10 weeks on the App Store: a Pocket Frogs Infographic
One of the best features of the iOS introduced as a part of 3.0 version was in-app purchase which was primarily aimed at giving developers the ability to offer subscription based services. This didn’t quite lead to an instant adoption by popular publications but has proved to be a major game changer for game developers.
Same time last year ngmoco’s Eliminate Pro and Touch Pet Dogs showed us that freemium game model is here to stay as both games quickly climbed to the top positions. However, at that time many developers and publishers were not sure if this would lead to sustainable income or not.
It’s been more than year since developers started offering free apps and games with in-app purchase and almost all statistics we’ve reported on strongly suggest that the freemim model doesn’t just help in becoming the most downloaded app but is profitable too.
NimbleBit, the developers of Pocket Frogs, today released some interesting data which shows how the app performed in the first 10 weeks on the App Store.
Pocket Frogs was developed over a period of two months by a team of two developers and it has now crossed 3 million downloads. The highest number of active users has been 350,000 and it is most popular in the United States when compared with the other countries it is available in.
The most interesting part of the infographic is when you look at the “virtual goods” the game sold in the form of in-app purchases. Pocket Frogs has managed to sell more than 12 million potions and 4 million stamps. These consumables sell at packs priced at $.99, $4.99 and $29.99.

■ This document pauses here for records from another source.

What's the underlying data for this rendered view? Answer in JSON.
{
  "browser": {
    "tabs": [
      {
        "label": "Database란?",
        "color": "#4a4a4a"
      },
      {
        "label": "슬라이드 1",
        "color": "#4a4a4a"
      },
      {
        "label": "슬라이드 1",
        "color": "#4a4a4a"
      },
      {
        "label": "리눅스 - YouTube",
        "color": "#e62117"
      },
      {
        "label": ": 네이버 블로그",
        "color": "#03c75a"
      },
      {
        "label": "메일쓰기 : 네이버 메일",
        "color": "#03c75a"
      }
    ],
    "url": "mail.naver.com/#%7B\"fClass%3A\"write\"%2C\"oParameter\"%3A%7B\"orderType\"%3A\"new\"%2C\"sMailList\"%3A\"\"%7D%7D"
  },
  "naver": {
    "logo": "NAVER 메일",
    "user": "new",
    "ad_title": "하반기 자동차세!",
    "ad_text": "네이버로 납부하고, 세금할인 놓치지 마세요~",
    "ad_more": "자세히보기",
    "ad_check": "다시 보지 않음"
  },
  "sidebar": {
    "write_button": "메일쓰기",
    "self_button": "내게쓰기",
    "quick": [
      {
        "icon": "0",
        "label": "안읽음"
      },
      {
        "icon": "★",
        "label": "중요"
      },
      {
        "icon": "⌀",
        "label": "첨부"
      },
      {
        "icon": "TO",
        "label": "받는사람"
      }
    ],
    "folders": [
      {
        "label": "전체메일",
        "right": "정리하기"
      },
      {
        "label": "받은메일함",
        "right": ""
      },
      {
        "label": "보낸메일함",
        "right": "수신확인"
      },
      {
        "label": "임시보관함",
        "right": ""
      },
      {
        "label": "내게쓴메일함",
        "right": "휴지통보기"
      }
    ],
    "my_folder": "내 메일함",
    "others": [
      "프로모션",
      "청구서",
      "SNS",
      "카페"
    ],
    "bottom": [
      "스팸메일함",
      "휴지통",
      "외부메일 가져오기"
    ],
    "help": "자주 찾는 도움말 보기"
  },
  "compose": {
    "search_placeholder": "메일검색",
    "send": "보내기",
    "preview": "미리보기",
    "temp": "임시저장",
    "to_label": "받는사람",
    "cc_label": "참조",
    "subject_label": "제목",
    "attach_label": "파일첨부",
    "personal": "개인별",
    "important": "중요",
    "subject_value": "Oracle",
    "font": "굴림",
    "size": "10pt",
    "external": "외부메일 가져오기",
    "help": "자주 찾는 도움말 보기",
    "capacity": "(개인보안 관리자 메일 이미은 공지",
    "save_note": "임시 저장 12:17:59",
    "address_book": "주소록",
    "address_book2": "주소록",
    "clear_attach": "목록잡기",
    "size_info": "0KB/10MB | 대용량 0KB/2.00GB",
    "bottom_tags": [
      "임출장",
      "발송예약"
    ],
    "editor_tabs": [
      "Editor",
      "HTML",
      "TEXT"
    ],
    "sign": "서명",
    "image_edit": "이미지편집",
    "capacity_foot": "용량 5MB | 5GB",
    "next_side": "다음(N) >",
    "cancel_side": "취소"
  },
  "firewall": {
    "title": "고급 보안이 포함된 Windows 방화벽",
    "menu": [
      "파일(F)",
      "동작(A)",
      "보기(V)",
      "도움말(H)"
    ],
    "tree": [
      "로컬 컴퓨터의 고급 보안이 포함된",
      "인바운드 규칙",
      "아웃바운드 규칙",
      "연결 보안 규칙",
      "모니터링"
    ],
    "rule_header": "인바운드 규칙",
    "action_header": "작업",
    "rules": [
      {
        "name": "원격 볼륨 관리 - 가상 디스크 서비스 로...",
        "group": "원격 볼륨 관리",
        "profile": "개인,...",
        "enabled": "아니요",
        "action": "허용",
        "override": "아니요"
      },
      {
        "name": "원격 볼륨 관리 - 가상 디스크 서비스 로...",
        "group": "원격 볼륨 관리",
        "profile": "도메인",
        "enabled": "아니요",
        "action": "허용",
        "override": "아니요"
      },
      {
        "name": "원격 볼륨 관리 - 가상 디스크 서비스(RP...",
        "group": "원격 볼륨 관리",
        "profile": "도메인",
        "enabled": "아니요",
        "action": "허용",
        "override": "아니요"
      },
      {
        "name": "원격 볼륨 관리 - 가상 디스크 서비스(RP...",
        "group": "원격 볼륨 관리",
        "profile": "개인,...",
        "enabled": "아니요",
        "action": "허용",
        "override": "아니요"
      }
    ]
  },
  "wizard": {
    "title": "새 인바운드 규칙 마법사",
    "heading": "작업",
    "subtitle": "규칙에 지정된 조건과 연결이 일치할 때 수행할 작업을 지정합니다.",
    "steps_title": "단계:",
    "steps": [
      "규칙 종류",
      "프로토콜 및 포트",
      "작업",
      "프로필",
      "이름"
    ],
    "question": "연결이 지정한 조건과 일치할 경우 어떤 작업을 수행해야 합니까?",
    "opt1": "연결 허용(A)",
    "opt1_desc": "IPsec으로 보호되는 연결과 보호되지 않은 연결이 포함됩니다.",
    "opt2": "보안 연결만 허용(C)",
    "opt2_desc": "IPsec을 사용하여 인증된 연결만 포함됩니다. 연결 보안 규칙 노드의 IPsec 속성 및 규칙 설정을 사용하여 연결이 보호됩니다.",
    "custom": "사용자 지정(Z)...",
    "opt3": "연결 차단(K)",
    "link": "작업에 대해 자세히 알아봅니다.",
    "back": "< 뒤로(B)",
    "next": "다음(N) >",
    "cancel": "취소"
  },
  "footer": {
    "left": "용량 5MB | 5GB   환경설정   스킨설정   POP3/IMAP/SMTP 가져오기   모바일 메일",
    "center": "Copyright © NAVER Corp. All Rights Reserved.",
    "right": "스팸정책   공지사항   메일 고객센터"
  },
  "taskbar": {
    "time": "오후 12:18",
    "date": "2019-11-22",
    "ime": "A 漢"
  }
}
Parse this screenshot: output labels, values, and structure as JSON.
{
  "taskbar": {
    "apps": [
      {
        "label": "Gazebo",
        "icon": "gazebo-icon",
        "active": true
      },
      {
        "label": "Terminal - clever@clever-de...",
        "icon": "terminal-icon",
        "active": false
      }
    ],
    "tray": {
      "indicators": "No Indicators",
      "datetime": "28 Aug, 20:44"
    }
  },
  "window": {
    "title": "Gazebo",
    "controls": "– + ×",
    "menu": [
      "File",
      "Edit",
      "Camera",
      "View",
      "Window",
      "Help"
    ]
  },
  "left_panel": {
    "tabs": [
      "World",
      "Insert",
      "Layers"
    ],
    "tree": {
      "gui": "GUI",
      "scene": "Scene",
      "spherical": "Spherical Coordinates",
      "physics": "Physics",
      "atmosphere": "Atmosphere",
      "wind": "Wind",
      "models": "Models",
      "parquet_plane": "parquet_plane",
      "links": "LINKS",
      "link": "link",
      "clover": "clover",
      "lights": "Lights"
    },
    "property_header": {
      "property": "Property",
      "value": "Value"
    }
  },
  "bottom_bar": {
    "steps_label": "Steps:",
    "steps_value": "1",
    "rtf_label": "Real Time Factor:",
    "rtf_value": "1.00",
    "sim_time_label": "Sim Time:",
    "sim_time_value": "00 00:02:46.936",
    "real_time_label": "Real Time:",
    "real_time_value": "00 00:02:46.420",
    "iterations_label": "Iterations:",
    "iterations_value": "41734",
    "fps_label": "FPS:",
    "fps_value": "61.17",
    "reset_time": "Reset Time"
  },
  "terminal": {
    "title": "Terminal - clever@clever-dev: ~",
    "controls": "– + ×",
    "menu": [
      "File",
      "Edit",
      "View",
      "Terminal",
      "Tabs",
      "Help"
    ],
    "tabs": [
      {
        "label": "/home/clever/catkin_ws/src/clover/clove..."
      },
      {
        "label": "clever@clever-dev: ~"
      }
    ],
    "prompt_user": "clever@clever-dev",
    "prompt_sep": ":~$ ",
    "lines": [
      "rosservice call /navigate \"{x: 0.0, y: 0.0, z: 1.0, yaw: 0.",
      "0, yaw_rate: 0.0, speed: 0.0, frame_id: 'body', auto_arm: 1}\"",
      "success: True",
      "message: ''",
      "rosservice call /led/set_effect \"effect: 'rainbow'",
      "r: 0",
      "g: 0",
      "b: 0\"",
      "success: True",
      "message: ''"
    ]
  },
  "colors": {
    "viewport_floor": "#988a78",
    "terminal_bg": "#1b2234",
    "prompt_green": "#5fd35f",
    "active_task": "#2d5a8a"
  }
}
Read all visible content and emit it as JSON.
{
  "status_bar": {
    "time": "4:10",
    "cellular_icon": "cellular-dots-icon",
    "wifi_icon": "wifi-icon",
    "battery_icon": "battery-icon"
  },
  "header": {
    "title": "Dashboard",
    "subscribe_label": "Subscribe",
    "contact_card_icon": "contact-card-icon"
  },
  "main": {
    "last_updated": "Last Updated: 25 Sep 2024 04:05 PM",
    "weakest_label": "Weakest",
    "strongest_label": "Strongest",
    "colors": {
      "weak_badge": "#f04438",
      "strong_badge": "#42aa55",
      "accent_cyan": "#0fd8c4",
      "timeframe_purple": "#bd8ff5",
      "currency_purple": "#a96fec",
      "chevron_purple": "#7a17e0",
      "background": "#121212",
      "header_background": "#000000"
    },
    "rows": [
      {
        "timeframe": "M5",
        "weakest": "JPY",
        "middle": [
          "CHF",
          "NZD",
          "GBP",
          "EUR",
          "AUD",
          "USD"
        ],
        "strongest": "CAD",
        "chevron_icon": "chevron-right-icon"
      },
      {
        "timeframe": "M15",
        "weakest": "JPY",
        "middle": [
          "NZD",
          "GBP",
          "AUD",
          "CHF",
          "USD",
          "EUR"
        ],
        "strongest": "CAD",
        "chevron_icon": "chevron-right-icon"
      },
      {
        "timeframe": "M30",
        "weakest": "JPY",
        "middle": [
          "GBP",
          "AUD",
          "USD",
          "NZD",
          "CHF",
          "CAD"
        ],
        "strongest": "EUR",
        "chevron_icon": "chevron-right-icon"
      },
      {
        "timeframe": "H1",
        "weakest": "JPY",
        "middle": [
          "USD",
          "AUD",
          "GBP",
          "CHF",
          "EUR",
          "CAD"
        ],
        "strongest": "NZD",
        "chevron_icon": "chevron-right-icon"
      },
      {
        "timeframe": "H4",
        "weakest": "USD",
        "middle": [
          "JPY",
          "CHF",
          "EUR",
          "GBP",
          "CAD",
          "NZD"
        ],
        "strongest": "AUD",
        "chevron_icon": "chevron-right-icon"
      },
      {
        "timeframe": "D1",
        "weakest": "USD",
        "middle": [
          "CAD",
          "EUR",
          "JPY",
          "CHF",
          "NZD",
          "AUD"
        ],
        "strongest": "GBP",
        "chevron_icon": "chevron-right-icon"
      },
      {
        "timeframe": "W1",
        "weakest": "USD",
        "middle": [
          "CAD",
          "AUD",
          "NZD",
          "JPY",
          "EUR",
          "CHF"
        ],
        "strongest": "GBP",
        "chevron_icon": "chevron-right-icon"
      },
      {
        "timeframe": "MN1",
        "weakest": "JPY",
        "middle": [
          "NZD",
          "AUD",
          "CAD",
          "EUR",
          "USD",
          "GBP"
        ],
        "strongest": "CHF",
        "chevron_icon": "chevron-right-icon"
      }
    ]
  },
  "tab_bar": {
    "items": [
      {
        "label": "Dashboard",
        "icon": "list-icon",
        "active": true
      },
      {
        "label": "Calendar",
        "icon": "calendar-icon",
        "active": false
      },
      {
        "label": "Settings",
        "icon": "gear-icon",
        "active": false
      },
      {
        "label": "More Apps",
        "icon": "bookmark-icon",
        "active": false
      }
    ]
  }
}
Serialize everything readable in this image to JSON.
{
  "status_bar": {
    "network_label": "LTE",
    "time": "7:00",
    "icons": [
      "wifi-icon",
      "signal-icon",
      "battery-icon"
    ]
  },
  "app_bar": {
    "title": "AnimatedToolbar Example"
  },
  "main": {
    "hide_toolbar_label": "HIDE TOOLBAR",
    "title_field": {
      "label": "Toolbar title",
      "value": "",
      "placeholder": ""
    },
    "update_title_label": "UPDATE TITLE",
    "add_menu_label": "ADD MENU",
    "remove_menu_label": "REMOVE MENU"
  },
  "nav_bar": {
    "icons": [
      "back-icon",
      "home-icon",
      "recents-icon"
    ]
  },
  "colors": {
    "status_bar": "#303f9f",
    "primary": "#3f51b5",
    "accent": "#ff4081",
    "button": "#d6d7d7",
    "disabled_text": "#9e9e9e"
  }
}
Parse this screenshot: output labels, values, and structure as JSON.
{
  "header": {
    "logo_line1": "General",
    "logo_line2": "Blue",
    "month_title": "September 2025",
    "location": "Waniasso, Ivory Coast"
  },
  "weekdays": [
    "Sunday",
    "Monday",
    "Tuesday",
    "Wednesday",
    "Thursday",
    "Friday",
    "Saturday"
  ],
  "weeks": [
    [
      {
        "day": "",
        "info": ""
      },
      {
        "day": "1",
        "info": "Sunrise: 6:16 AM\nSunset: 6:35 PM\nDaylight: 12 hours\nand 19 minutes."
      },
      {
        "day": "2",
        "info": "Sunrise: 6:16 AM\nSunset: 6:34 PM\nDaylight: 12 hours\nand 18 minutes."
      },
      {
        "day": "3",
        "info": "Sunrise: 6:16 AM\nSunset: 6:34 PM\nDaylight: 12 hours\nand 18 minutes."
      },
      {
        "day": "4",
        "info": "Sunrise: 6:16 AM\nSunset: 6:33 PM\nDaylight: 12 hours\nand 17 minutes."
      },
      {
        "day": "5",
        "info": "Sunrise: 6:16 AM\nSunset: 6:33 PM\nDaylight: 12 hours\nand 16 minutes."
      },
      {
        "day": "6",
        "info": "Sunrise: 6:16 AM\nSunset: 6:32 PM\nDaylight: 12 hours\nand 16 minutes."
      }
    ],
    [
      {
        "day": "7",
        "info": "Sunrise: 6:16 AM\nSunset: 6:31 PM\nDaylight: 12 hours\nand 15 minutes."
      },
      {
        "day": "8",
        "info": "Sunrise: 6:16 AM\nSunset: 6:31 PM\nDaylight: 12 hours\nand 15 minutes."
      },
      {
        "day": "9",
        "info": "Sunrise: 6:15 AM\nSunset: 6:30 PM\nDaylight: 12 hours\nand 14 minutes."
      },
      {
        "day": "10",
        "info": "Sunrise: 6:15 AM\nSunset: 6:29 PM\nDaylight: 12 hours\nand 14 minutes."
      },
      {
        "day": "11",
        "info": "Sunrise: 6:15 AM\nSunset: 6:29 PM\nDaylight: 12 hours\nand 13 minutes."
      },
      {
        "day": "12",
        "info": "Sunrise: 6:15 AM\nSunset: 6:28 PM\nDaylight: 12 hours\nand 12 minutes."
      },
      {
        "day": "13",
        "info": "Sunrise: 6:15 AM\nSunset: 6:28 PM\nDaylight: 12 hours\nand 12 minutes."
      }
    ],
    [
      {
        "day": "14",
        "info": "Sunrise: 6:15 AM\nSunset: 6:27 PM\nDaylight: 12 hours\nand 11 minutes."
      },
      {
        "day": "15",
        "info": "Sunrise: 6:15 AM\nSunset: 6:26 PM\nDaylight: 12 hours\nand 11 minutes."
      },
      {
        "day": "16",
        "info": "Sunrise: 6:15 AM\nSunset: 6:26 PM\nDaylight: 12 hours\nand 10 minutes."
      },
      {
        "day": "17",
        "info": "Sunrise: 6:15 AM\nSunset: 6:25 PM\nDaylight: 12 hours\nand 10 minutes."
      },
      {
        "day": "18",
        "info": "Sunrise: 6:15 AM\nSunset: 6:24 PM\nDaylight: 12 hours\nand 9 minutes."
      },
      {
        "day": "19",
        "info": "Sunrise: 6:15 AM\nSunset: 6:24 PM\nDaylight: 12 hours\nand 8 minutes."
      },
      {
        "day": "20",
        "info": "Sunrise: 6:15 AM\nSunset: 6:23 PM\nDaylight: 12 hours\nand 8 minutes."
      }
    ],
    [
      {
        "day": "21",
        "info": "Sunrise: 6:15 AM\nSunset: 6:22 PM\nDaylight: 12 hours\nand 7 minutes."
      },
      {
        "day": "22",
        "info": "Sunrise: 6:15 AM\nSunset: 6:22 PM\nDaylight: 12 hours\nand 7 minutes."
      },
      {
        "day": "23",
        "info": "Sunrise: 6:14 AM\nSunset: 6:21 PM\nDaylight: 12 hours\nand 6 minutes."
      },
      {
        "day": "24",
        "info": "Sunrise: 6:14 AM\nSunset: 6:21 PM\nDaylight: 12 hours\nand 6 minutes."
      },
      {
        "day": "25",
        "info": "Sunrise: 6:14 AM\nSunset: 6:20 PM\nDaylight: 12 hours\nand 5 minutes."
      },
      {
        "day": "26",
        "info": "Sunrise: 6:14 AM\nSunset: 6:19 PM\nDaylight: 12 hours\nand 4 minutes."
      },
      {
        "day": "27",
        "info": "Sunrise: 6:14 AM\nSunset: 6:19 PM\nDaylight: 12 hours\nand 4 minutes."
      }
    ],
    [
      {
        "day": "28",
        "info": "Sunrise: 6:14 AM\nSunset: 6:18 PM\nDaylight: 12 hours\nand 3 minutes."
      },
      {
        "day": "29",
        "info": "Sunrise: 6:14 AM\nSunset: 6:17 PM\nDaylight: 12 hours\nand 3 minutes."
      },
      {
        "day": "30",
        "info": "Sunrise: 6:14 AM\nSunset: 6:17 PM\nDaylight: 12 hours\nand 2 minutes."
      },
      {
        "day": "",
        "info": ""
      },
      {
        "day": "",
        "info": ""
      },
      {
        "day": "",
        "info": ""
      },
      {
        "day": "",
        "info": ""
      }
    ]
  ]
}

During in-game promotion for AmphibianRescue.org the game also raised more than $3,000 which also shows that users respond to special causes and like limited time editions.
From the figures being reported it’s not difficult to conclude that free games with downloadable content are very popular on the App Store. This is not very surprising when we consider the fact that we are living in the “FarmVille” era where we have learned and enjoy to spend money on virtual goods.